Many of the best political diaries, including yours, have been written by backbenchers or low-ranking ministers. Why do you think that is?
That I was sufficiently far down the pecking order to have time to observe what was going on around me, and that I didn't feel obliged to justify everything retrospectively, were, I'm sure, factors in making my diaries more credible. If you look at the political diaries that have been most successful - Harold Nicolson's, Chips Channon's, Alan Clark's - they were all written by people who never reached the Olympian heights, and therefore didn't have to waste a lot of time on self-justification.
Have you read the recent rash of memoirs by the leading figures in New Labour?
Yes, I have. I think there's a lot of interesting stuff in them and no one can blame them for putting their version of events on the record. If they don't, no one else will.
Would you say that if there's a villain in the latest volume of your diaries - A Walk-On Part - it's Gordon Brown?
I wouldn't call him a villain, but it's true that I wasn't all that keen on him from the outset. It was always clear to me that, despite his considerable talent, he was not fitted to be prime minister. I didn't realise quite how dysfunctional the relationship between him and Tony Blair was until much later. But if you're looking for reasons to be grateful to Gordon, and I guess we're struggling, keeping Britain out of the euro is one. That's quite a big issue.
Before Labour's victory in the 1997 general election, you believed that Robin Cook would have made a better chancellor than Brown. Do you still think that?
I can't say whether he would have made a better one, but Robin would have been a very capable chancellor or trade and industry secretary.
However, he was kept well away from economic policy, and I think Gordon probably had a hand in that. You'll find somewhere in the diaries Robin saying to me that he was absolutely uninterested in being foreign secretary. Robin was one of the outstanding parliamentarians of my lifetime, something he demonstrated on a number of occasions. He didn't have much of a following in parliament because he had a tendency to be a little bit arrogant and didn't suffer fools gladly. He wasn't widely loved, but was certainly respected.
Is the role of the backbencher simply to be an irritant or gadfly?
I never wanted to be just a gadfly. I do think that there is a very important role for backbench MPs, and that is to hold the government to account. The most effective mechanism for doing that is not in the chamber, but via the select committee system. That, initially, was where my ambitions lay. When Tony Blair asked me if I wanted to be on the front bench in December 1994, I said no, I preferred to be the chairman of the home affairs select committee - which in due course I became. I think he was rather puzzled by that.
Someone like Tom Watson is a very good advert for the select committee system. He's a star. And he has certainly landed a few blows in the phone-hacking affair.
You've long been concerned by the influence of Rupert Murdoch, haven't you?

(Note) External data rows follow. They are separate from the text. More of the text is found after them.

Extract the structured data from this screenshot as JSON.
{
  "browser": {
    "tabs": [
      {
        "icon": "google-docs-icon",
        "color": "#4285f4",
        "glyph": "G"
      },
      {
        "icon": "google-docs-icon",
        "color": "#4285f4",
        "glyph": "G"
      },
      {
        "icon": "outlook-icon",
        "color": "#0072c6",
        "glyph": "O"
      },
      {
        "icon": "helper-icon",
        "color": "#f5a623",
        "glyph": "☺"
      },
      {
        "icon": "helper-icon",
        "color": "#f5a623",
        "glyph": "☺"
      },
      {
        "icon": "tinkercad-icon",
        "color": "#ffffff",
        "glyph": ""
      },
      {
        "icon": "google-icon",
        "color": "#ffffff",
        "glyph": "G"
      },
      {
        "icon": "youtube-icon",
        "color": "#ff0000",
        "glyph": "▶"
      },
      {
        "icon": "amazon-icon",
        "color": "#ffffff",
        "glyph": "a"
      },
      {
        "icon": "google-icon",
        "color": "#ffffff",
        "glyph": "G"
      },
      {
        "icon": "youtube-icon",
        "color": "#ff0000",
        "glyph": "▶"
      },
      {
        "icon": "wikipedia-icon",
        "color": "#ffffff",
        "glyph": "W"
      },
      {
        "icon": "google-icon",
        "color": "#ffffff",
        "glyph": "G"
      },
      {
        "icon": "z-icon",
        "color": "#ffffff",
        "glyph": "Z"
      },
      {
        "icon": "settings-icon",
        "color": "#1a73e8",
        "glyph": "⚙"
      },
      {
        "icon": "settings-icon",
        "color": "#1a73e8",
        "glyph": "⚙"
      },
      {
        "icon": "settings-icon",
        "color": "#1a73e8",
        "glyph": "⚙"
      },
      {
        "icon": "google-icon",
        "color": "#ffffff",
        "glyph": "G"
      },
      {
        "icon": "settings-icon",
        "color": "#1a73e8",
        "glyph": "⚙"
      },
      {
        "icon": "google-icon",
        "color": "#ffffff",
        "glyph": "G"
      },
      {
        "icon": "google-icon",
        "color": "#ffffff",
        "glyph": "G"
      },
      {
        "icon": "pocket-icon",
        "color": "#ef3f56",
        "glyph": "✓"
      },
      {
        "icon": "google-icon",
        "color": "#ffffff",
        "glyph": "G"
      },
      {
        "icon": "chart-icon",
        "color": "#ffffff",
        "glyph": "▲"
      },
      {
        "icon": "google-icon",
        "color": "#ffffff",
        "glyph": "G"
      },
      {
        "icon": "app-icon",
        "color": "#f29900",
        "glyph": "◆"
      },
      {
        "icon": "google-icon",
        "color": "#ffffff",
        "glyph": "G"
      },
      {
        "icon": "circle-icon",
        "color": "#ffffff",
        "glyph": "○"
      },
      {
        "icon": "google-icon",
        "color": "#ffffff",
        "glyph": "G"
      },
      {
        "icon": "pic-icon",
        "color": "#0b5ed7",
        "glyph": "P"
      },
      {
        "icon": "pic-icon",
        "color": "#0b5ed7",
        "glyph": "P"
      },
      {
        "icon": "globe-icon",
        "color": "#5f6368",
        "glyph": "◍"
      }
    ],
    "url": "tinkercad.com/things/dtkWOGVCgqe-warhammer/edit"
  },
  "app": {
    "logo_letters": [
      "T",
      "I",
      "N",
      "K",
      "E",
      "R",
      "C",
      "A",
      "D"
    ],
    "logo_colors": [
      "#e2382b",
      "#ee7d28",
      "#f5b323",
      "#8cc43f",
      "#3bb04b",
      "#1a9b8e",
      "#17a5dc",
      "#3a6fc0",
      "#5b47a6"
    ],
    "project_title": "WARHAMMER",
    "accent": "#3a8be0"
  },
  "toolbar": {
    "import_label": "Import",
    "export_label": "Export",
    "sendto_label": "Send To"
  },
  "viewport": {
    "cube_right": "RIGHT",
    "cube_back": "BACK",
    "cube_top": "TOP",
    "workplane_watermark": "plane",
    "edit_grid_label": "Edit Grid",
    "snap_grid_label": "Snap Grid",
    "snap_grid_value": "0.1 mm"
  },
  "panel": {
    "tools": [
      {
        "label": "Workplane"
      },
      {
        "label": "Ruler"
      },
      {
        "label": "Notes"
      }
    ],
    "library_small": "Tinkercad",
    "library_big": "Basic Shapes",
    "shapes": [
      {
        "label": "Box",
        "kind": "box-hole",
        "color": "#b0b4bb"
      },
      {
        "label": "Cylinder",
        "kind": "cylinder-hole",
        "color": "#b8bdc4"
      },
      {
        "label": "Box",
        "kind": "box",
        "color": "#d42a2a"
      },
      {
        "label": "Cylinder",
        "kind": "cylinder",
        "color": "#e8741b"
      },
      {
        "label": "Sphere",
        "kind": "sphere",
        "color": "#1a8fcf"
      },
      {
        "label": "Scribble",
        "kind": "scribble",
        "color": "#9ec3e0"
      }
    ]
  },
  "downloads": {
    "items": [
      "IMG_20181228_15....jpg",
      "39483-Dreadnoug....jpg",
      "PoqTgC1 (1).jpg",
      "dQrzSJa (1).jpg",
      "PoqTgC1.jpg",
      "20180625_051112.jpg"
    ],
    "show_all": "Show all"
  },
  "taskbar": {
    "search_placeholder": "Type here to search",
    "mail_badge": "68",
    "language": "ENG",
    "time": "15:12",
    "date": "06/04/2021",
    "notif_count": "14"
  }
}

I always thought the key issue, as far as the media were concerned, was the concentration of ownership. The free flow of information is the lifeblood of democracy, and if you don't have it, then you don't have a democracy. So, in December 1994, I moved a media diversity bill that would have broken up media ownership and restricted it to EU citizens. That would have had an impact on Murdoch, Conrad Black and maybe one
or two others.
Do you understand why Tony Blair felt he had to be so solicitous towards Murdoch before the 1997 election?
I entirely understand. You have to bear in mind that Labour had lost four general elections in succession, and I think Blair felt that he couldn't afford to take any risks with the outcome of the fifth. So it was his ambition, if not actually to get the moguls on his side, then at least to neutralise them. That was probably a sensible strategy.
“A Walk-on Part: Diaries 1994-1999" is published by Profile Books (£25)